Egypt’s state security headquarters and discovered a document that
appeared to be a proposal by theGamma Group to sell FinSpy to thegovernment of President Hosni Mubarakfor $353,000. It is unclearwhether that transaction was ever completed.Martin J. Muench, a Gamma Group managing director, said his company didnot disclose its customers. In an e-mail, he said the Gamma Group soldFinSpy to governments only to monitor criminals and that it was most
frequently used “against pedophiles, terrorists, organized crime,kidnapping and human trafficking.”
 
In May, Mr. Marquis-Boire, 32, of San Francisco, and Mr. Marczak, 24, ofBerkeley, Calif., volunteered to analyze some suspicious e-mails sent tothree Bahraini activists. They discovered all the e-mails containedspyware that reported back to the same command-and-control server inBahrain. The apparent use of the spyware to monitor Bahraini activists,none of whom had any criminal history, suggested that it had been usedmore broadly.Bahrain has been increasingly criticized for human rights abuses. Thismonth,a 16-year-old Bahraini protester was killedin what activists
said was a brutal attack by security forces, but which Bahrain’s
government framed as self-defense.The findings of the two men came as no surprise to those in the field.
“There has been a clear increase in the availability of penetratin
g
cyberattack tools,” said Sameer Bhalotra, President Obama’s former
senior director for cybersecurity who now serves as the chief operating
officer of Impermium, a computer security firm. “These were once the
realm of the black market and intelligence agencies. Now they areemerging more and more. The problem is that it only requires smallchanges to apply a surveillance tool for attack, and in this case it
looks like dissidents were targeted.”
Since publishing their findings,Mr. Marquis-Boire and Mr. Marczak havestarted receiving malware samples from other security researchers andfrom activist groups that suspected they may have been targets. Inseveral cases, the two found that the samples reported back to Web sitesrun by the Gamma Group. But other samples appeared to be activelysnooping for foreign governments.A second set of researchers fromRapid7, of Boston, scoured the Internetfor links to the software and discovered it running in 10 morecountries. Indeed, the spyware was running off EC2, an Amazon.com cloudstorage service. Amazon did not return requests for clarification, butMr. Marczak and Mr. Marquis-Boire said the server appeared to be aproxy, a way to conceal traffic.Mr. Marquis-Boire said a Turkmenistan server running the softwarebelonged to a range of I.P. addresses specifically assigned to theministry of communications. It is the first clear-cut case of agovernment running the spyware off its own computer system. Human Rights

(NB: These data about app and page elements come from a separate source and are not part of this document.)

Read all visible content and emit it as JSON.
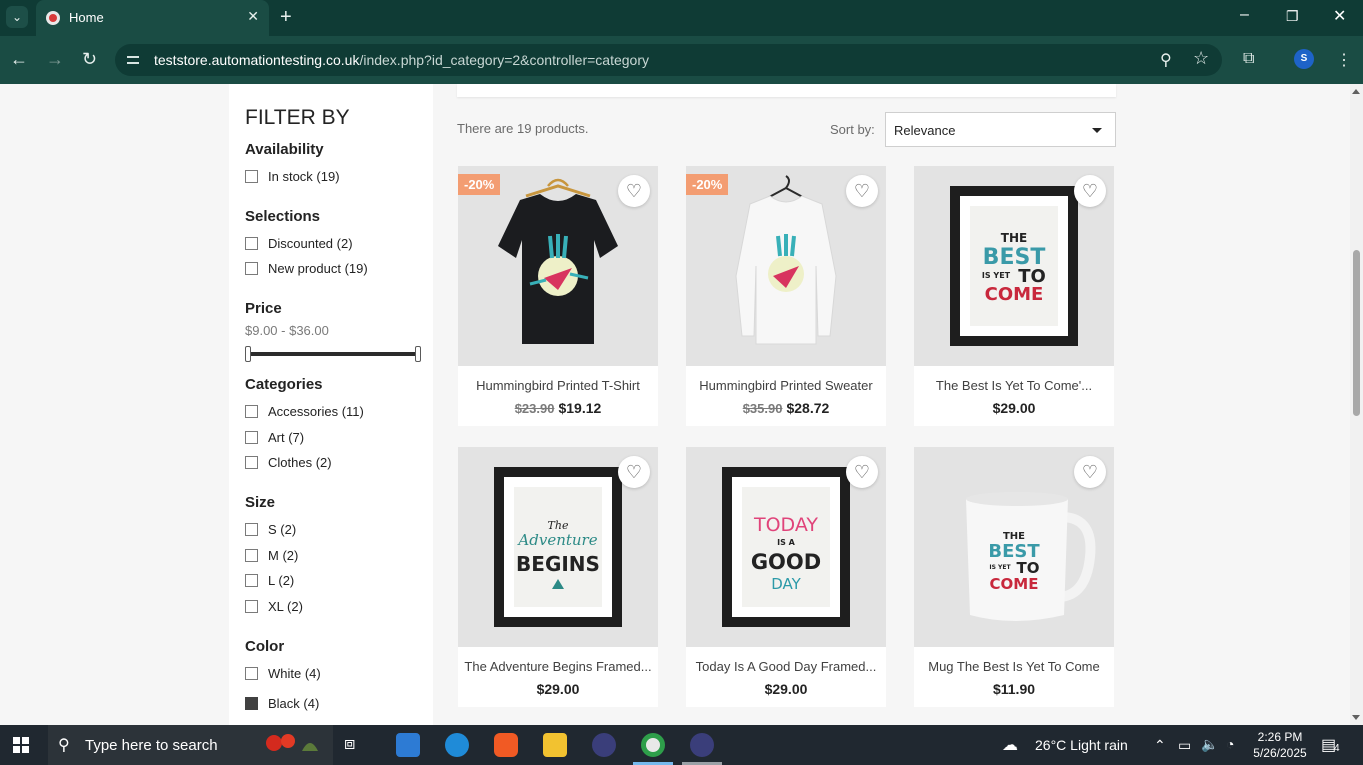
{
  "browser": {
    "tab_title": "Home",
    "new_tab": "+",
    "tab_close": "✕",
    "url_host": "teststore.automationtesting.co.uk",
    "url_path": "/index.php?id_category=2&controller=category",
    "profile_initial": "S",
    "icons": {
      "back": "←",
      "forward": "→",
      "reload": "↻",
      "zoom": "⚲",
      "star": "☆",
      "extensions": "⧉",
      "menu": "⋮",
      "minimize": "–",
      "restore": "❐",
      "close": "✕",
      "tab_search": "⌄"
    }
  },
  "filters": {
    "title": "FILTER BY",
    "availability": {
      "title": "Availability",
      "options": [
        "In stock (19)"
      ]
    },
    "selections": {
      "title": "Selections",
      "options": [
        "Discounted (2)",
        "New product (19)"
      ]
    },
    "price": {
      "title": "Price",
      "range": "$9.00 - $36.00",
      "min": 9,
      "max": 36
    },
    "categories": {
      "title": "Categories",
      "options": [
        "Accessories (11)",
        "Art (7)",
        "Clothes (2)"
      ]
    },
    "size": {
      "title": "Size",
      "options": [
        "S (2)",
        "M (2)",
        "L (2)",
        "XL (2)"
      ]
    },
    "color": {
      "title": "Color",
      "options": [
        "White (4)",
        "Black (4)"
      ],
      "swatches": [
        "#ffffff",
        "#434a54"
      ]
    }
  },
  "listing": {
    "count_text": "There are 19 products.",
    "sort_label": "Sort by:",
    "sort_value": "Relevance"
  },
  "products": [
    {
      "name": "Hummingbird Printed T-Shirt",
      "old_price": "$23.90",
      "price": "$19.12",
      "badge": "-20%"
    },
    {
      "name": "Hummingbird Printed Sweater",
      "old_price": "$35.90",
      "price": "$28.72",
      "badge": "-20%"
    },
    {
      "name": "The Best Is Yet To Come'...",
      "old_price": "",
      "price": "$29.00",
      "badge": ""
    },
    {
      "name": "The Adventure Begins Framed...",
      "old_price": "",
      "price": "$29.00",
      "badge": ""
    },
    {
      "name": "Today Is A Good Day Framed...",
      "old_price": "",
      "price": "$29.00",
      "badge": ""
    },
    {
      "name": "Mug The Best Is Yet To Come",
      "old_price": "",
      "price": "$11.90",
      "badge": ""
    }
  ],
  "artwork": {
    "best_lines": [
      "THE",
      "BEST",
      "IS YET",
      "TO",
      "COME"
    ],
    "adventure_lines": [
      "The",
      "Adventure",
      "BEGINS"
    ],
    "today_lines": [
      "TODAY",
      "IS A",
      "GOOD",
      "DAY"
    ]
  },
  "taskbar": {
    "search_placeholder": "Type here to search",
    "weather": "26°C  Light rain",
    "time": "2:26 PM",
    "date": "5/26/2025",
    "notifications": "4"
  },
  "colors": {
    "accent_badge": "#f39d72",
    "chrome_dark": "#0f3b35",
    "chrome": "#1a4c44"
  }
}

Watch recently called Turkmenistan one of the “world’s most repressivecountries” and warned that dissidents faced “constant threat ofgovernment reprisal.”Ms. Galperin of the Electronic Frontier Foundation said, “Nobody in
their right mind would claim it is O.K. to sell surveillance to
Turkmenistan.”
The Gamma Group would not confirm it sold software to Turkmenistan. Amilitary attaché at the Turkmenistan Embassy in Washington refused tocomment.Mr. Muench, who for the last month has repeatedly denied that the
researchers had pinpointed the company’s spyware, sharply reversed
course Wednesday.In a statement released less than an hour after the researcherspublished their latest findings, Mr. Muench said that a Gamma Group

You're Reading a Free Preview

Download
scribd
/*********** DO NOT ALTER ANYTHING BELOW THIS LINE ! ************/ var s_code=s.t();if(s_code)document.write(s_code)//-->